- **DIRECTIONS**
Write the records out exactly, so that no picture remains in the copy.

- **DATASET EXTRACT**
════════════════
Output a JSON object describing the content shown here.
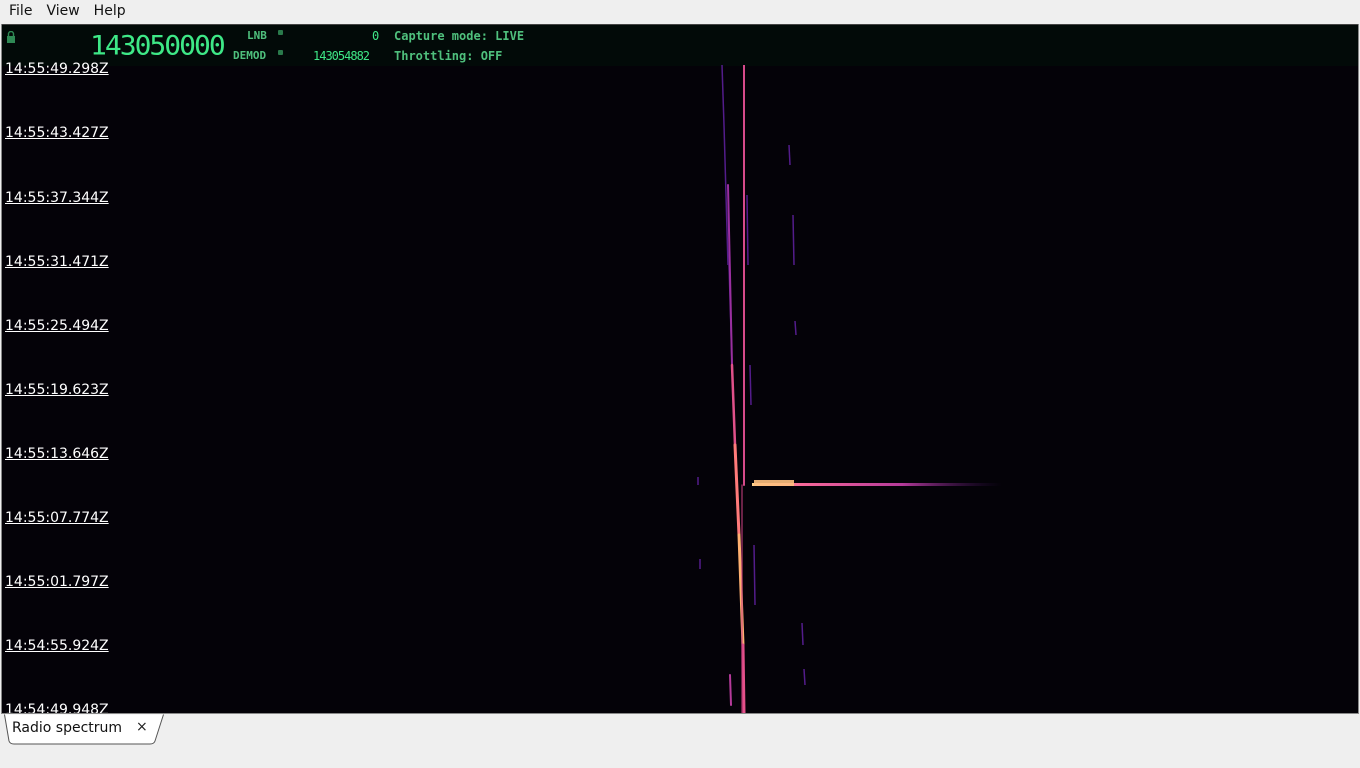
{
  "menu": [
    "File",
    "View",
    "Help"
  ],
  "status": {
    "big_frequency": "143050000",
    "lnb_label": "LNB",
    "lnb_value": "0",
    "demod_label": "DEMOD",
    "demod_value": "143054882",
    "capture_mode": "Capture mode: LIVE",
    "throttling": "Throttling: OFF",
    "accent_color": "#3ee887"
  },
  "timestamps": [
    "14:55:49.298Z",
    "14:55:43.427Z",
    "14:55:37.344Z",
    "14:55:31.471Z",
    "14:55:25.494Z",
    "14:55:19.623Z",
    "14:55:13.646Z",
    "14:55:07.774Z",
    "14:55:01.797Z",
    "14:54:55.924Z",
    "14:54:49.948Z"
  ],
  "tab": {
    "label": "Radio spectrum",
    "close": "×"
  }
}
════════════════
- **SOLUTION TO THIS PROBLEM**
Output a JSON object describing the content shown here.
{
  "menu": [
    "File",
    "View",
    "Help"
  ],
  "status": {
    "big_frequency": "143050000",
    "lnb_label": "LNB",
    "lnb_value": "0",
    "demod_label": "DEMOD",
    "demod_value": "143054882",
    "capture_mode": "Capture mode: LIVE",
    "throttling": "Throttling: OFF",
    "accent_color": "#3ee887"
  },
  "timestamps": [
    "14:55:49.298Z",
    "14:55:43.427Z",
    "14:55:37.344Z",
    "14:55:31.471Z",
    "14:55:25.494Z",
    "14:55:19.623Z",
    "14:55:13.646Z",
    "14:55:07.774Z",
    "14:55:01.797Z",
    "14:54:55.924Z",
    "14:54:49.948Z"
  ],
  "tab": {
    "label": "Radio spectrum",
    "close": "×"
  }
}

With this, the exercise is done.